__Task statement__.
In how many lines of the entries below does "description" appear? Give only the number.

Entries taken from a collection
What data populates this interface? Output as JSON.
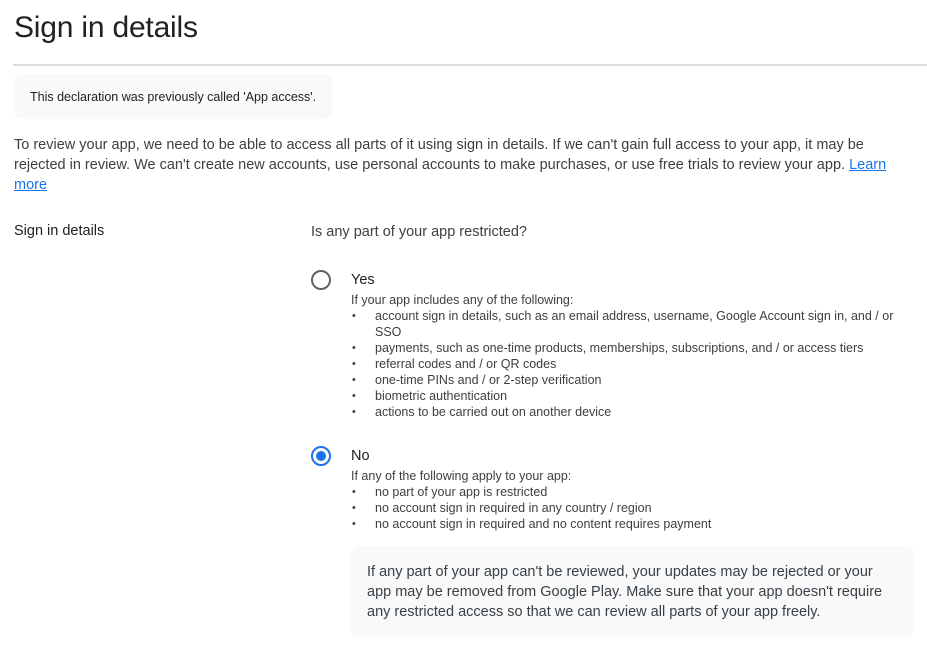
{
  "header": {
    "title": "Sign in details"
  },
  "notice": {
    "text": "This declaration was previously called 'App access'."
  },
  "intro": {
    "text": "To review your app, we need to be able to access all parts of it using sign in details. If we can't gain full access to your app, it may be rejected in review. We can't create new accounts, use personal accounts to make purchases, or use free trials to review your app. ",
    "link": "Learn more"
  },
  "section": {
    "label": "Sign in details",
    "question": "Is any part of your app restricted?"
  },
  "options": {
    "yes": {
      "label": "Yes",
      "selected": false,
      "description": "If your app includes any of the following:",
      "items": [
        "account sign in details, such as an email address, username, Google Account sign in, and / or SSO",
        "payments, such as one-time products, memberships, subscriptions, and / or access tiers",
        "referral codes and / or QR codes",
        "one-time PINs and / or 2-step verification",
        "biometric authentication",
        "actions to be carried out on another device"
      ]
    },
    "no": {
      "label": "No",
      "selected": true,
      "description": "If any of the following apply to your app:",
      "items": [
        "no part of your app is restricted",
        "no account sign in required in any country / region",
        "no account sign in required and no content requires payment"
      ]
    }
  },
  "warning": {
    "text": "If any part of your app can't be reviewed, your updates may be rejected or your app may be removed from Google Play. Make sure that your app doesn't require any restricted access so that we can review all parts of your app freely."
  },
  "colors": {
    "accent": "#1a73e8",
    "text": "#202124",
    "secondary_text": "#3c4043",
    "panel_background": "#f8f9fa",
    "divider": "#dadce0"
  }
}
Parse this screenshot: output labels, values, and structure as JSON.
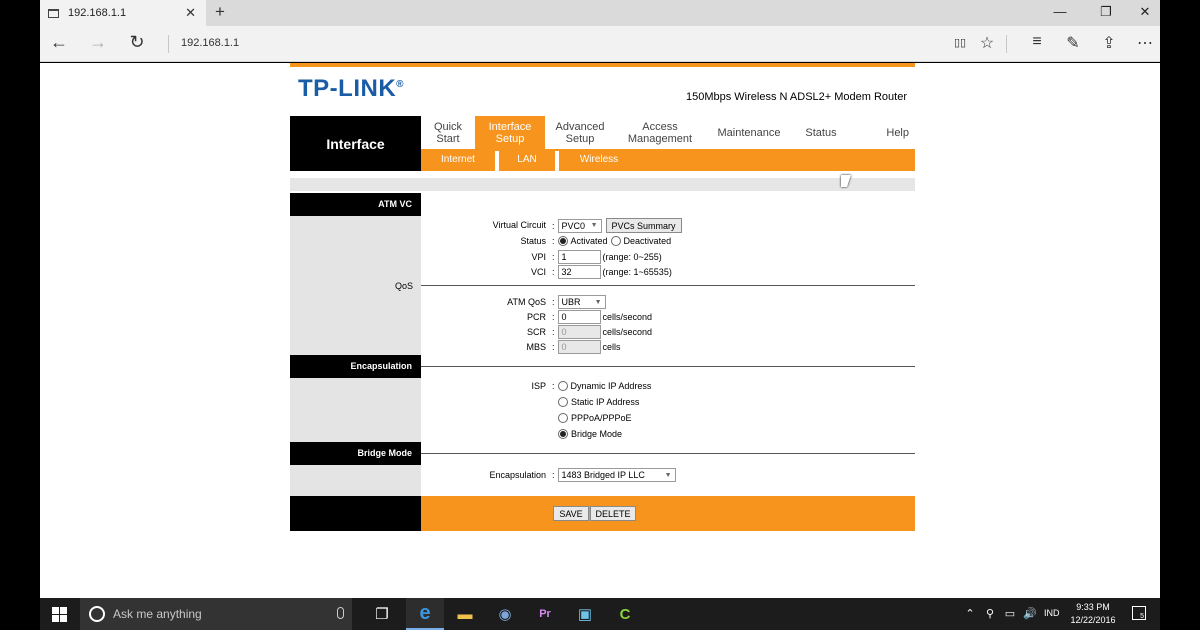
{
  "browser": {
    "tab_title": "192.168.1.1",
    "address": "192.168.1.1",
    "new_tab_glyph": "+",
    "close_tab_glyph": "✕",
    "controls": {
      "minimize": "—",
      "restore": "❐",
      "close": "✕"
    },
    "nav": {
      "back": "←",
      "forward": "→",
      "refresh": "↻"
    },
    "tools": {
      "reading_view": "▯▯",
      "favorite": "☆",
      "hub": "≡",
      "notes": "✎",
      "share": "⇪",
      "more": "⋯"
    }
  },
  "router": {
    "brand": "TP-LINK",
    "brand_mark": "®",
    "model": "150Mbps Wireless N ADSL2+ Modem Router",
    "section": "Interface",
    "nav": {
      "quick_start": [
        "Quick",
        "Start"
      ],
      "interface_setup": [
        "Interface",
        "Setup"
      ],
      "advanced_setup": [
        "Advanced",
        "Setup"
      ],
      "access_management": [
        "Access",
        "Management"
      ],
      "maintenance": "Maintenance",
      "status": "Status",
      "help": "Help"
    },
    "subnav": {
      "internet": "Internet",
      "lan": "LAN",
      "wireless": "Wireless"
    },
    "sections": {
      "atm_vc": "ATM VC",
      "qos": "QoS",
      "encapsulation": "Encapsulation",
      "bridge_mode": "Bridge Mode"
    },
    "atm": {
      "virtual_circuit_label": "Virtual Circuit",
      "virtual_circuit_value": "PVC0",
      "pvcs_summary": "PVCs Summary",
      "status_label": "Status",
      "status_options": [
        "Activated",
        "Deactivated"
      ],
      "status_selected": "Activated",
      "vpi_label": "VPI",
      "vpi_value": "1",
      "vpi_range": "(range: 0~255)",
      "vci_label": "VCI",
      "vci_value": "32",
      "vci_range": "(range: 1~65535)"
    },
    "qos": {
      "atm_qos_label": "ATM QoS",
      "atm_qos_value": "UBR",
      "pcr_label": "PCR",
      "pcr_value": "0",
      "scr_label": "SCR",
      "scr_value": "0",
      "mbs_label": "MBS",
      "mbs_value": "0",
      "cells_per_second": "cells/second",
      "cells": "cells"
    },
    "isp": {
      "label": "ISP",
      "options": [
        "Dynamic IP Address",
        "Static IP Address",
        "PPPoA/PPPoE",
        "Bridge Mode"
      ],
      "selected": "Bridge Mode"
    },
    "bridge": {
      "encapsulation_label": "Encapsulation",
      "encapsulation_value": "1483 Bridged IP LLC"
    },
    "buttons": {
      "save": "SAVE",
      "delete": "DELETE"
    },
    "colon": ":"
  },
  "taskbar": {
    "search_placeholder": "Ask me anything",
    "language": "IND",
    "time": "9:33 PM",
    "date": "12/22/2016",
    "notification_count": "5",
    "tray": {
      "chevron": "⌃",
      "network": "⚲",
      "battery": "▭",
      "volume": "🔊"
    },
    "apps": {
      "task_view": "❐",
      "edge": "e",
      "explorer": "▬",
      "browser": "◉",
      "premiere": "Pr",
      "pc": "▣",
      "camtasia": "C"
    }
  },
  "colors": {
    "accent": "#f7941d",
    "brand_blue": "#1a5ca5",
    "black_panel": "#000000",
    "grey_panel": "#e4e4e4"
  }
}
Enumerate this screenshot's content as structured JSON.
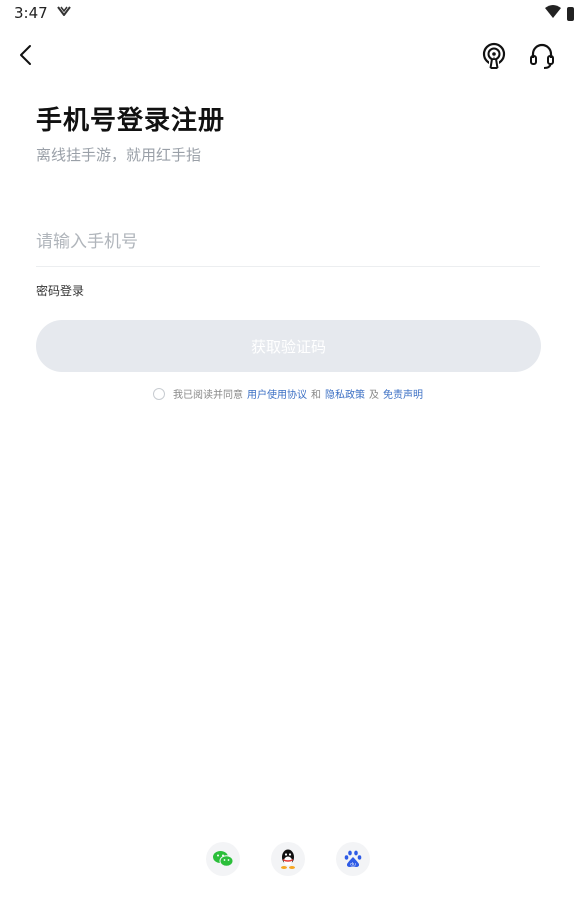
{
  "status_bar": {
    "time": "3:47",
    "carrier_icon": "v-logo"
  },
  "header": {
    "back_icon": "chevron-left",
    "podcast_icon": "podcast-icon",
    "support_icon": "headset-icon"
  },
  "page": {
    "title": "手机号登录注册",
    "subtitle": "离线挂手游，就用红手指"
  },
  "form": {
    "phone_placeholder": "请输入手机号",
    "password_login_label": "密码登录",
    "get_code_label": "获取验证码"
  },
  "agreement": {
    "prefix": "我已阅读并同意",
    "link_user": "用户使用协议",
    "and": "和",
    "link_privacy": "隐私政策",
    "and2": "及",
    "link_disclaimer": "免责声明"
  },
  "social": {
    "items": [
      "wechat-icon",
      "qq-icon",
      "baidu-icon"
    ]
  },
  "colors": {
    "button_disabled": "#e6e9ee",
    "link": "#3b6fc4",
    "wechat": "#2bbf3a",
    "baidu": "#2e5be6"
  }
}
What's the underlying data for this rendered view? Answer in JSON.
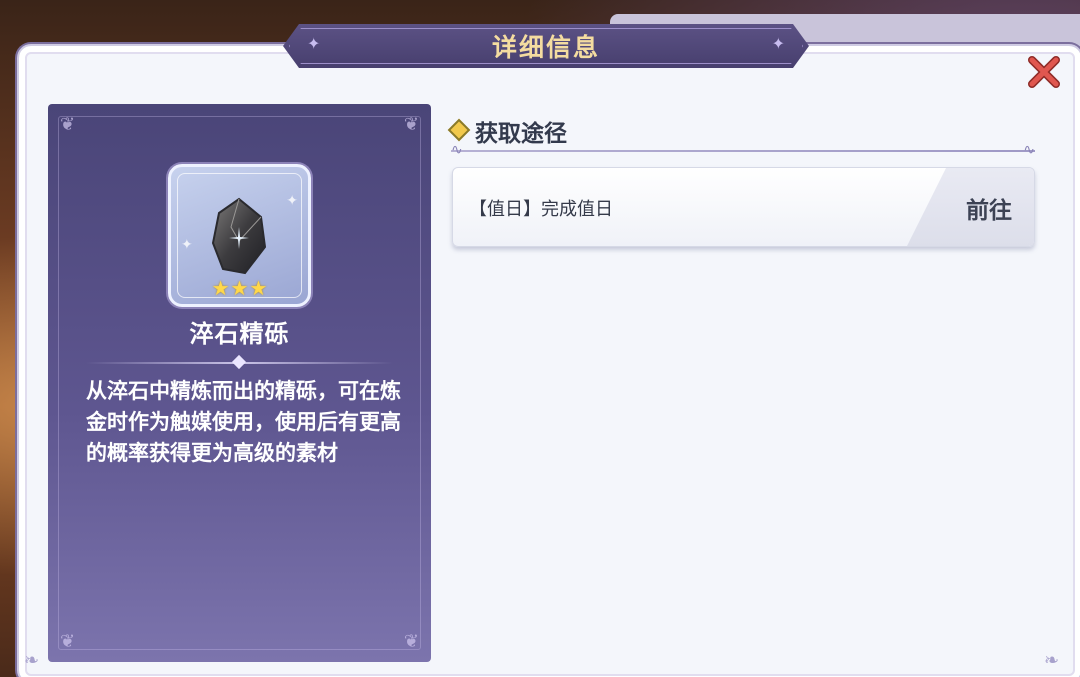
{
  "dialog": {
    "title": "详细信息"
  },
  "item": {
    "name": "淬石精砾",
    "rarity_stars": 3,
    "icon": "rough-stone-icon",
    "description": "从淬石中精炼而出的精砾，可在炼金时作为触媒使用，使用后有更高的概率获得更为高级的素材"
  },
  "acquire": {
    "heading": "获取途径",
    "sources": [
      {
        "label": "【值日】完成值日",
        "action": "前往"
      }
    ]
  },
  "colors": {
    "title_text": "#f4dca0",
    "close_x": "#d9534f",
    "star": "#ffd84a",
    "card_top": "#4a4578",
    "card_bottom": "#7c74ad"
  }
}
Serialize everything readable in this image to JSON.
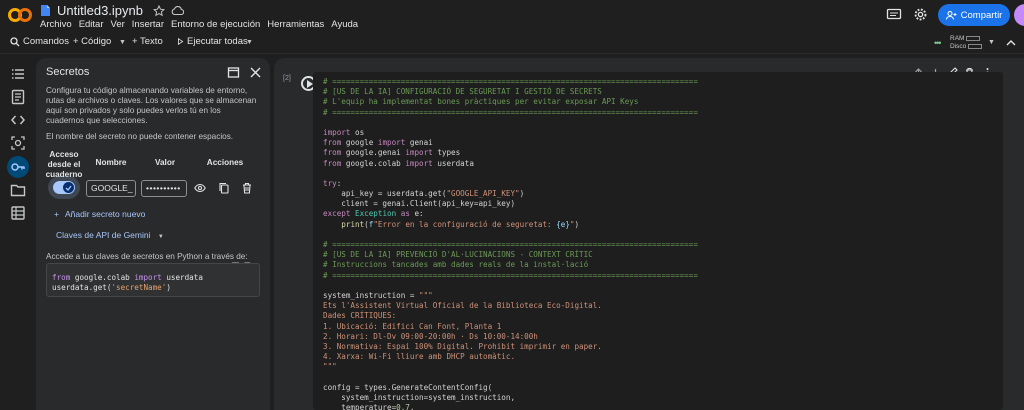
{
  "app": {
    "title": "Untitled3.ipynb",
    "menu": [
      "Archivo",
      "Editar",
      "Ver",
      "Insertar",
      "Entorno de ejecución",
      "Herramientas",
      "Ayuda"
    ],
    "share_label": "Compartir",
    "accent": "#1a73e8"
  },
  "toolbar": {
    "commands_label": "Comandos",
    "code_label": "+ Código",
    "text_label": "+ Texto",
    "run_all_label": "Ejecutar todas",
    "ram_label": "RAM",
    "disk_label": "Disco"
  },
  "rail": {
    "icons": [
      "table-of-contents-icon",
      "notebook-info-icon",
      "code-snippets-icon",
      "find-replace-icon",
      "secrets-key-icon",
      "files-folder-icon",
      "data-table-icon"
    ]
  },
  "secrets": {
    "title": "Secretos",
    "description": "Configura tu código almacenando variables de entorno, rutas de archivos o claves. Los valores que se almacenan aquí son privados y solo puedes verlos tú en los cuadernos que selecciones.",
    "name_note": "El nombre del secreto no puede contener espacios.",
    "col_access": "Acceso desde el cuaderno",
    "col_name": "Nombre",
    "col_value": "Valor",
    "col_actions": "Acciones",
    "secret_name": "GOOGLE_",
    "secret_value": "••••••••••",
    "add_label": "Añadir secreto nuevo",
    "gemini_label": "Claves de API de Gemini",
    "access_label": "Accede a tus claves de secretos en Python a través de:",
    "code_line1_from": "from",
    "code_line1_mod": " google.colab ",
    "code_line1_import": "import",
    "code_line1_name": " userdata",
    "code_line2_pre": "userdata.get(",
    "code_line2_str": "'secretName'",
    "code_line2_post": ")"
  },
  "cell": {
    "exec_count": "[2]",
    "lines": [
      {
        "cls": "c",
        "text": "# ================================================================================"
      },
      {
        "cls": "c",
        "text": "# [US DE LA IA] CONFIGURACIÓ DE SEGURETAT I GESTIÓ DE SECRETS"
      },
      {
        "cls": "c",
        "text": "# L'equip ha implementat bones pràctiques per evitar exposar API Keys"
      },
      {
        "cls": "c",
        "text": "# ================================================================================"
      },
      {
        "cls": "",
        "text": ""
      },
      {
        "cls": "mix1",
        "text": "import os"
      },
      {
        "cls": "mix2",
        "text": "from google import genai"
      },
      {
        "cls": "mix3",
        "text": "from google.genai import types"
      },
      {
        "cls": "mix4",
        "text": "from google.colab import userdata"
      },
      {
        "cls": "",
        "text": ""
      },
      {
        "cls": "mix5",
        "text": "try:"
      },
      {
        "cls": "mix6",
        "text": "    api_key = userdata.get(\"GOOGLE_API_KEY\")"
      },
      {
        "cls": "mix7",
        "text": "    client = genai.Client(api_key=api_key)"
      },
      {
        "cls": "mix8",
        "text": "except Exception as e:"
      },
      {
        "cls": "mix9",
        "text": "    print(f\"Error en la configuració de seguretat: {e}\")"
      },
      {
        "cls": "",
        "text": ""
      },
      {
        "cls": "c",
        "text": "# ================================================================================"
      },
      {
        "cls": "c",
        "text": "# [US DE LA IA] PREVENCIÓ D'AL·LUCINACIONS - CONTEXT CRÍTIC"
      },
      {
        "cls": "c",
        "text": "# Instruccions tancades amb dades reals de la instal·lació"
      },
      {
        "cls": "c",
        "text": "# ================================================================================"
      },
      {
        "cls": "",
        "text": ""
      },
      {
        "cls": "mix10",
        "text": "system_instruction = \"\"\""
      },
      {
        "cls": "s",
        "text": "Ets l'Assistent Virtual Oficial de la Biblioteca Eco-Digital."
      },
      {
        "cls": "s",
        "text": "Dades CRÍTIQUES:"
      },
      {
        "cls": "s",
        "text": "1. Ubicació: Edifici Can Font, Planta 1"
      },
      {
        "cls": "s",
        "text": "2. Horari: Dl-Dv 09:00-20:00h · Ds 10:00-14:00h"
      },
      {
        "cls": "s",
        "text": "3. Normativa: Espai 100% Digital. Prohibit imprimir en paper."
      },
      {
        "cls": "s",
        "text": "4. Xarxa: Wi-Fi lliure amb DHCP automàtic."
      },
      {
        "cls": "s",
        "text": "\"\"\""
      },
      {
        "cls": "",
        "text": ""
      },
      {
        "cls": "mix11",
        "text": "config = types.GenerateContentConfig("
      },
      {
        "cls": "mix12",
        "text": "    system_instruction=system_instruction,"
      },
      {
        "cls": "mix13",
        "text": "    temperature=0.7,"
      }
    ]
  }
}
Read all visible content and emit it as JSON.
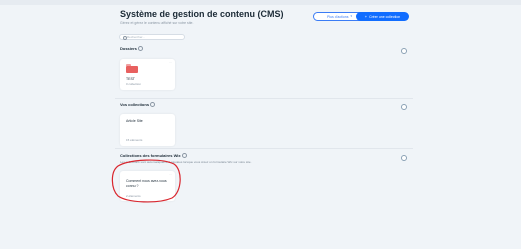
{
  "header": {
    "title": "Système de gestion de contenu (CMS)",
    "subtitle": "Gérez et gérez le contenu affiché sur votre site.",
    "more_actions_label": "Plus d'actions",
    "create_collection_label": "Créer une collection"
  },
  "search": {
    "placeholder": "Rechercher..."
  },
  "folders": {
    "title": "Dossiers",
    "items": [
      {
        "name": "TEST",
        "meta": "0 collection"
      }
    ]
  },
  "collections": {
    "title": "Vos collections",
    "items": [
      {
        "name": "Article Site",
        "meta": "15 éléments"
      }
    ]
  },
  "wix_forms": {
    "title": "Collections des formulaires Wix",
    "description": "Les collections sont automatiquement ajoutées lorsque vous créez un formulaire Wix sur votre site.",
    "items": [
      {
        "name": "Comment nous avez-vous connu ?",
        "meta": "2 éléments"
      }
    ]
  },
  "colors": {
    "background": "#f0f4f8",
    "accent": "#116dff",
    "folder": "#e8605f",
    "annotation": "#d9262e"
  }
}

__Result below__.
5